... -- Bodies of Swap and Factorial go here
procedure Testing is
I, J, M, N : Integer;
... -- Initialize I, J
... -- Initialize N
M := Utilities.Factorial(N);
Preconditions and postconditions can be provided for subprograms. A precondition establishes that the program state (the subprogram’s input parameters and global data) must obey a stated condition for the subprogram to operate correctly. A postcondition establishes that the result of the subprogram, which includes the state of output parameters, obeys some other stated condition.
Type invariants stipulate that the internal state of a private type obeys some condition. A type invariant must hold whenever an object of the type is created or modified by a client-visible subprogram—that is to say by code that is external to the package that defines the type.
A subtype predicate defines a subset of an existing subtype. Only values within that subset are valid values of the subtype. Iterations over the subtype omit values that do not satisfy the predicate.
These constructs, collectively known as “contract-based programming,” aren’t completely novel. Some of them were included in Eiffel decades ago. But it is the first time that they appear as first-class citizens in a mainstream language, and they correspond to an interesting point in the evolution of programming. On the one hand, there has been remarkable progress in program analysis tools in the last decade. On the other hand, there is intense concern in the world at large about the safety and security of all software systems.
The field of high-reliability software used to be a niche that was mostly occupied by the aerospace industry and had developed stringent procedures for the development and certification of software systems such as the DO-178B standard for commercial avionics. The last few years have made it clear that complex software touches our lives constantly. The safety of financial software, automotive software, and medical software is as vital as that of air traffic control software, for example.

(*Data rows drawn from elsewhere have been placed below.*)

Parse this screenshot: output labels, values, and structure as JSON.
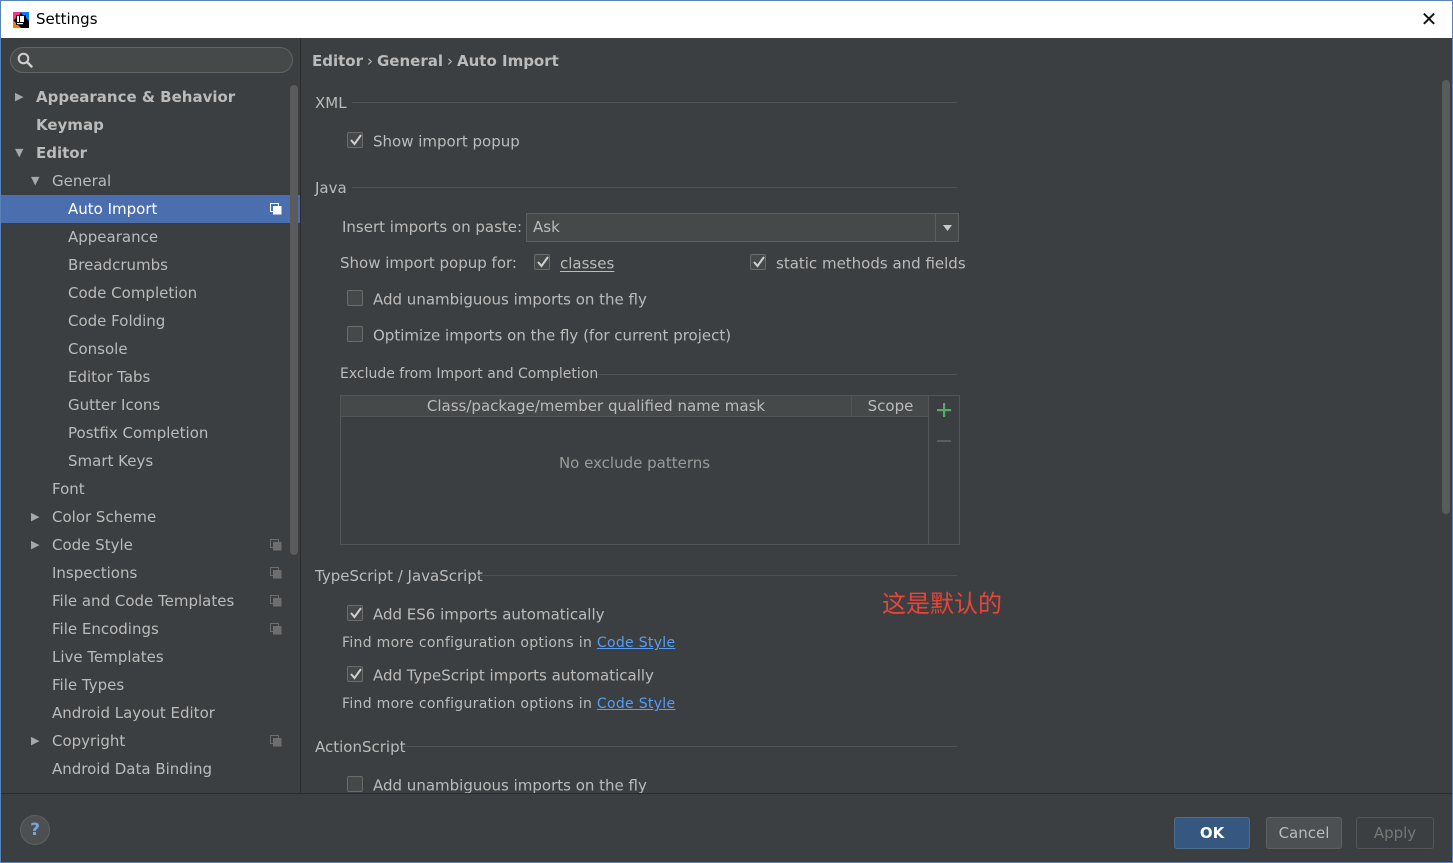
{
  "window": {
    "title": "Settings",
    "close_glyph": "✕"
  },
  "search": {
    "placeholder": "",
    "value": ""
  },
  "sidebar": {
    "items": [
      {
        "label": "Appearance & Behavior",
        "depth": 0,
        "arrow": "right",
        "bold": true
      },
      {
        "label": "Keymap",
        "depth": 0,
        "arrow": "none",
        "bold": true
      },
      {
        "label": "Editor",
        "depth": 0,
        "arrow": "down",
        "bold": true
      },
      {
        "label": "General",
        "depth": 1,
        "arrow": "down"
      },
      {
        "label": "Auto Import",
        "depth": 2,
        "arrow": "none",
        "selected": true,
        "project_icon": true
      },
      {
        "label": "Appearance",
        "depth": 2,
        "arrow": "none"
      },
      {
        "label": "Breadcrumbs",
        "depth": 2,
        "arrow": "none"
      },
      {
        "label": "Code Completion",
        "depth": 2,
        "arrow": "none"
      },
      {
        "label": "Code Folding",
        "depth": 2,
        "arrow": "none"
      },
      {
        "label": "Console",
        "depth": 2,
        "arrow": "none"
      },
      {
        "label": "Editor Tabs",
        "depth": 2,
        "arrow": "none"
      },
      {
        "label": "Gutter Icons",
        "depth": 2,
        "arrow": "none"
      },
      {
        "label": "Postfix Completion",
        "depth": 2,
        "arrow": "none"
      },
      {
        "label": "Smart Keys",
        "depth": 2,
        "arrow": "none"
      },
      {
        "label": "Font",
        "depth": 1,
        "arrow": "none"
      },
      {
        "label": "Color Scheme",
        "depth": 1,
        "arrow": "right"
      },
      {
        "label": "Code Style",
        "depth": 1,
        "arrow": "right",
        "project_icon": true
      },
      {
        "label": "Inspections",
        "depth": 1,
        "arrow": "none",
        "project_icon": true
      },
      {
        "label": "File and Code Templates",
        "depth": 1,
        "arrow": "none",
        "project_icon": true
      },
      {
        "label": "File Encodings",
        "depth": 1,
        "arrow": "none",
        "project_icon": true
      },
      {
        "label": "Live Templates",
        "depth": 1,
        "arrow": "none"
      },
      {
        "label": "File Types",
        "depth": 1,
        "arrow": "none"
      },
      {
        "label": "Android Layout Editor",
        "depth": 1,
        "arrow": "none"
      },
      {
        "label": "Copyright",
        "depth": 1,
        "arrow": "right",
        "project_icon": true
      },
      {
        "label": "Android Data Binding",
        "depth": 1,
        "arrow": "none"
      }
    ]
  },
  "breadcrumb": [
    "Editor",
    "General",
    "Auto Import"
  ],
  "breadcrumb_sep": "›",
  "xml": {
    "title": "XML",
    "show_import_popup": {
      "label": "Show import popup",
      "checked": true
    }
  },
  "java": {
    "title": "Java",
    "insert_imports_label": "Insert imports on paste:",
    "insert_imports_value": "Ask",
    "show_popup_for_label": "Show import popup for:",
    "classes": {
      "label": "classes",
      "checked": true
    },
    "static_members": {
      "label": "static methods and fields",
      "checked": true
    },
    "add_unambiguous": {
      "label": "Add unambiguous imports on the fly",
      "checked": false
    },
    "optimize_imports": {
      "label": "Optimize imports on the fly (for current project)",
      "checked": false
    },
    "exclude": {
      "title": "Exclude from Import and Completion",
      "col_mask": "Class/package/member qualified name mask",
      "col_scope": "Scope",
      "empty_text": "No exclude patterns"
    }
  },
  "typescript": {
    "title": "TypeScript / JavaScript",
    "es6": {
      "label": "Add ES6 imports automatically",
      "checked": true
    },
    "hint_prefix": "Find more configuration options in",
    "hint_link": "Code Style",
    "ts": {
      "label": "Add TypeScript imports automatically",
      "checked": true
    }
  },
  "actionscript": {
    "title": "ActionScript",
    "add_unambiguous": {
      "label": "Add unambiguous imports on the fly",
      "checked": false
    }
  },
  "annotation": "这是默认的",
  "footer": {
    "help": "?",
    "ok": "OK",
    "cancel": "Cancel",
    "apply": "Apply"
  },
  "colors": {
    "background": "#3c3f41",
    "selection": "#4b6eaf",
    "link": "#589df6",
    "annotation": "#e8443a",
    "ok_button": "#365880",
    "add_icon": "#59a869"
  }
}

From the beginning, Ada has included constructs designed to make programs more trustworthy. For instance, specifying the size of an array and ensuring that an array object is self-describing makes the purpose of the object clearer, but it also allows the compiler or the runtime to catch misuses of the object. A type or a subtype declaration is in fact an assertion about the behavior of a piece of software, and the compiler uses the assertion to verify that the code makes sense. A compiler is among other things a program analysis tool that can verify some simple properties of a program.
Other program analysis tools perform a deeper analysis of a program and can determine, for example, that an uninitialized variable in one unit can cause another unit to malfunction. Typically this analysis is more complex than what is done in conventional compilers, and it includes global data flow techniques.
At a higher level of complexity, program verification tools include theorem provers and can ascertain that the execution of a program obeys some general postconditions. Interestingly, such formal tools were discussed a half-century ago, but never in the context of an existing programming language. They were always applied to very small languages with well-defined semantics, and formal proofs of correctness did not become widespread. The methods were too cumbersome, the semantics of the language not formal enough, or the application domain did not seem to require their use.
Ada 2012 is intended to change this trend. By exploiting the richer assertion mechanism added to the language, programmers can indicate their intent more precisely and explicitly—always a good thing! These annotations also provide additional information to the compiler, the program analysis tools, and the formal verification tools, which can then ascertain more precisely whether what the programmer wrote is consistent. The result can only be more reliable software.
In a way, from the programmer’s point of view, the difference between a compiler (leaving aside the fact that it generates code!), a program analysis tool, and a verification tool is maturity. Compilers have been around for much longer. But the modern programmer concerned with program correctness (as all should be!) will also use more complex tools. Today, Ada is uniquely positioned to fit in this continuum of techniques.